Flomoxef is used to treat bacterial prostatitis; however, its prostatic pharmacokinetics have not been fully clarified. Flomoxef (500 or 1000 mg) was administered to patients with benign prostatic hypertrophy (n = 54). After a 0.5-h infusion, venous blood samples were drawn at time points of 0.5-5 h, and prostate tissue samples were collected at time points of 0.5-1.5 h during transurethral resection of the prostate. The drug concentrations in plasma and prostate tissue were analyzed pharmacokinetically and used for a stochastic simulation to predict the probability of attaining pharmacodynamic target in prostate tissue. Showing dose linearity in the prostatic pharmacokinetics, flomoxef rapidly penetrated into prostate tissue, with a prostate/plasma ratio of 0.48-0.50 (maximum drug concentration) and 0.42-0.55 (area under the drug concentration-time curve). Against the tested populations of Escherichia coli, Klebsiella and Proteus species isolates, 0.5-h infusion of 1000 mg three times daily achieved a ≥90% expected probability of attaining the bactericidal target (70% of the time above the minimum inhibitory concentration [MIC]) in prostate tissue. The site-specific pharmacodynamic-based breakpoint (the highest MIC at which the target-attainment probability in prostate tissue was >90%) values were 0.25 mg/L (MIC for 90th percentile of E. coli and Klebsiella species) for 500 mg four times daily and 0.5 mg/L (MIC90 of Proteus species) for 1000 mg four times daily. These results help to fully characterize the prostatic pharmacokinetics of flomoxef, while also helping to rationalize and optimize the dosing regimens for prostatitis based on site-specific pharmacodynamic target attainment.
Journal of infection and chemotherapy : official journal of the Japan Society of Chemotherapy. 2019 Dec 07 [Epub ahead of print]
Kogenta Nakamura, Kazuro Ikawa, Genya Nishikawa, Ikuo Kobayashi, Motoi Tobiume, Miho Sugie, Hiroyuki Muramatsu, Shingo Morinaga, Keishi Kajikawa, Masahito Watanabe, Kent Kanao, Tetsushu Onita, Norifumi Morikawa
Department of Urology, Aichi Medical University School of Medicine, Nagakute, Aichi, 480-1195, Japan., Department of Clinical Pharmacotherapy, Hiroshima University, 1-2-3 Kasumi, Minami-ku, Hiroshima, 734-8551, Japan.
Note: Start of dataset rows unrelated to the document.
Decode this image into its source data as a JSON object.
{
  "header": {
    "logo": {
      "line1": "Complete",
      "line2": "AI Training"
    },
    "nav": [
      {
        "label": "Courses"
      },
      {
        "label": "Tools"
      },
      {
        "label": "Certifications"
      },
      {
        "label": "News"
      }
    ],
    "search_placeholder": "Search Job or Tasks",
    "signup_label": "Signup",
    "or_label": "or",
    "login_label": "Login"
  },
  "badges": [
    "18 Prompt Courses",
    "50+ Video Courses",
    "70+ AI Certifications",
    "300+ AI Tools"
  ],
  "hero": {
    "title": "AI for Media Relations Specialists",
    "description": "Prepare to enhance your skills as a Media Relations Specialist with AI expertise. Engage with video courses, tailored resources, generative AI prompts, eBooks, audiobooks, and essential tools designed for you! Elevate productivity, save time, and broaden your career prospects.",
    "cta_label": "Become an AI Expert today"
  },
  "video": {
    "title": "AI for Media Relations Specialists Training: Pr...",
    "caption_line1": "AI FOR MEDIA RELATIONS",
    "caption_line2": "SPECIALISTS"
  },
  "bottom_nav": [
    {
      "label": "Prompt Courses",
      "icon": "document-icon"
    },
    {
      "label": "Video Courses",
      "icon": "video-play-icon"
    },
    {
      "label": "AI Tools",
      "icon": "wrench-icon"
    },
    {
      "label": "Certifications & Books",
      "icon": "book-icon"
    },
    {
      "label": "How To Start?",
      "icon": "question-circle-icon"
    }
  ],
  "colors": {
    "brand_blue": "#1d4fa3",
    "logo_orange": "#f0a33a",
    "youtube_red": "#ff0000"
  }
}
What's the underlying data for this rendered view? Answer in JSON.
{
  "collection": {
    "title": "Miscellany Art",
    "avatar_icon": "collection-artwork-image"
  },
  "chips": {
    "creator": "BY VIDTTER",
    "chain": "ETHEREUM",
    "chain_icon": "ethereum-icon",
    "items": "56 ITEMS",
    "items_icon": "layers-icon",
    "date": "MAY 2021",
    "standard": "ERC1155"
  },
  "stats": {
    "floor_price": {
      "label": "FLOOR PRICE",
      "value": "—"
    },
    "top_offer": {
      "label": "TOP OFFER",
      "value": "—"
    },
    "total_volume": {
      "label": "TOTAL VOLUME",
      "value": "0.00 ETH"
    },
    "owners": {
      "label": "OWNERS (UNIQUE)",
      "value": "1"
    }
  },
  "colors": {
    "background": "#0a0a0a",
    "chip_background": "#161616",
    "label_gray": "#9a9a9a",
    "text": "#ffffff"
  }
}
Electronic address: ., Department of Urology, Asahi Rousai Hospital, Nagoya, Aichi, 488-8585, Japan., Department of Clinical Pharmacotherapy, Hiroshima University, 1-2-3 Kasumi, Minami-ku, Hiroshima, 734-8551, Japan.